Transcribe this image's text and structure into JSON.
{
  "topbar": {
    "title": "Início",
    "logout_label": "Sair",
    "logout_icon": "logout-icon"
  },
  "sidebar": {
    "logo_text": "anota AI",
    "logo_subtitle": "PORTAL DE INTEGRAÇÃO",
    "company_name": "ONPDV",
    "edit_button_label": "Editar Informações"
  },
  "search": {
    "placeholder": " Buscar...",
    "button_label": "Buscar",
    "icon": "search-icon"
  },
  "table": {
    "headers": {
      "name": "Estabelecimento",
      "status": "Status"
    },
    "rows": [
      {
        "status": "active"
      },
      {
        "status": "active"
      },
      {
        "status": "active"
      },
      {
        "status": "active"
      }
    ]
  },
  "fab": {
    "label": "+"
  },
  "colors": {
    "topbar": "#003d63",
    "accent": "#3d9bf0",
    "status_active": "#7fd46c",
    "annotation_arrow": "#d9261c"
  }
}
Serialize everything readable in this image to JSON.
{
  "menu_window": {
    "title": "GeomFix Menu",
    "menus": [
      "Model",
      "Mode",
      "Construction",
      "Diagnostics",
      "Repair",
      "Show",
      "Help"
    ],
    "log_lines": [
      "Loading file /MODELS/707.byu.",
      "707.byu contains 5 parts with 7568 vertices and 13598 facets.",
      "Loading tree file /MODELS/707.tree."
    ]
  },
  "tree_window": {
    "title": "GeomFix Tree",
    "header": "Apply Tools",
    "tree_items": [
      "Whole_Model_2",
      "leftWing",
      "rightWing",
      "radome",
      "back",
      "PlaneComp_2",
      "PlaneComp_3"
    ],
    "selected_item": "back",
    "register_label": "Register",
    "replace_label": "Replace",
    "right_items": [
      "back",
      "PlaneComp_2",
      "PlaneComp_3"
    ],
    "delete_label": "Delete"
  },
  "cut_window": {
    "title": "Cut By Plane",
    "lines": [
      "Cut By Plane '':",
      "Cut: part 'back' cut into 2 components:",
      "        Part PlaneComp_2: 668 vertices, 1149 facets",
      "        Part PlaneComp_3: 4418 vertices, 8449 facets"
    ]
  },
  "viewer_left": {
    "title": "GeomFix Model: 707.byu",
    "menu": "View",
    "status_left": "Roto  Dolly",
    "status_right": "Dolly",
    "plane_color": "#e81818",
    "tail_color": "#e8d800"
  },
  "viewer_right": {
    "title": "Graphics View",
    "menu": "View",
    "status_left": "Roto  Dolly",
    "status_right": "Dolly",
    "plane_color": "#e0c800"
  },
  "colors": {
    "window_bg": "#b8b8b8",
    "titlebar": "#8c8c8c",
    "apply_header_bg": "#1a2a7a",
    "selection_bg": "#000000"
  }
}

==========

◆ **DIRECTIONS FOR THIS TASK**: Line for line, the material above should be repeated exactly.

◆ **RESPONSE AREA**:
Transcribe this image's text and structure into JSON.
{
  "topbar": {
    "title": "Início",
    "logout_label": "Sair",
    "logout_icon": "logout-icon"
  },
  "sidebar": {
    "logo_text": "anota AI",
    "logo_subtitle": "PORTAL DE INTEGRAÇÃO",
    "company_name": "ONPDV",
    "edit_button_label": "Editar Informações"
  },
  "search": {
    "placeholder": " Buscar...",
    "button_label": "Buscar",
    "icon": "search-icon"
  },
  "table": {
    "headers": {
      "name": "Estabelecimento",
      "status": "Status"
    },
    "rows": [
      {
        "status": "active"
      },
      {
        "status": "active"
      },
      {
        "status": "active"
      },
      {
        "status": "active"
      }
    ]
  },
  "fab": {
    "label": "+"
  },
  "colors": {
    "topbar": "#003d63",
    "accent": "#3d9bf0",
    "status_active": "#7fd46c",
    "annotation_arrow": "#d9261c"
  }
}
Serialize everything readable in this image to JSON.
{
  "menu_window": {
    "title": "GeomFix Menu",
    "menus": [
      "Model",
      "Mode",
      "Construction",
      "Diagnostics",
      "Repair",
      "Show",
      "Help"
    ],
    "log_lines": [
      "Loading file /MODELS/707.byu.",
      "707.byu contains 5 parts with 7568 vertices and 13598 facets.",
      "Loading tree file /MODELS/707.tree."
    ]
  },
  "tree_window": {
    "title": "GeomFix Tree",
    "header": "Apply Tools",
    "tree_items": [
      "Whole_Model_2",
      "leftWing",
      "rightWing",
      "radome",
      "back",
      "PlaneComp_2",
      "PlaneComp_3"
    ],
    "selected_item": "back",
    "register_label": "Register",
    "replace_label": "Replace",
    "right_items": [
      "back",
      "PlaneComp_2",
      "PlaneComp_3"
    ],
    "delete_label": "Delete"
  },
  "cut_window": {
    "title": "Cut By Plane",
    "lines": [
      "Cut By Plane '':",
      "Cut: part 'back' cut into 2 components:",
      "        Part PlaneComp_2: 668 vertices, 1149 facets",
      "        Part PlaneComp_3: 4418 vertices, 8449 facets"
    ]
  },
  "viewer_left": {
    "title": "GeomFix Model: 707.byu",
    "menu": "View",
    "status_left": "Roto  Dolly",
    "status_right": "Dolly",
    "plane_color": "#e81818",
    "tail_color": "#e8d800"
  },
  "viewer_right": {
    "title": "Graphics View",
    "menu": "View",
    "status_left": "Roto  Dolly",
    "status_right": "Dolly",
    "plane_color": "#e0c800"
  },
  "colors": {
    "window_bg": "#b8b8b8",
    "titlebar": "#8c8c8c",
    "apply_header_bg": "#1a2a7a",
    "selection_bg": "#000000"
  }
}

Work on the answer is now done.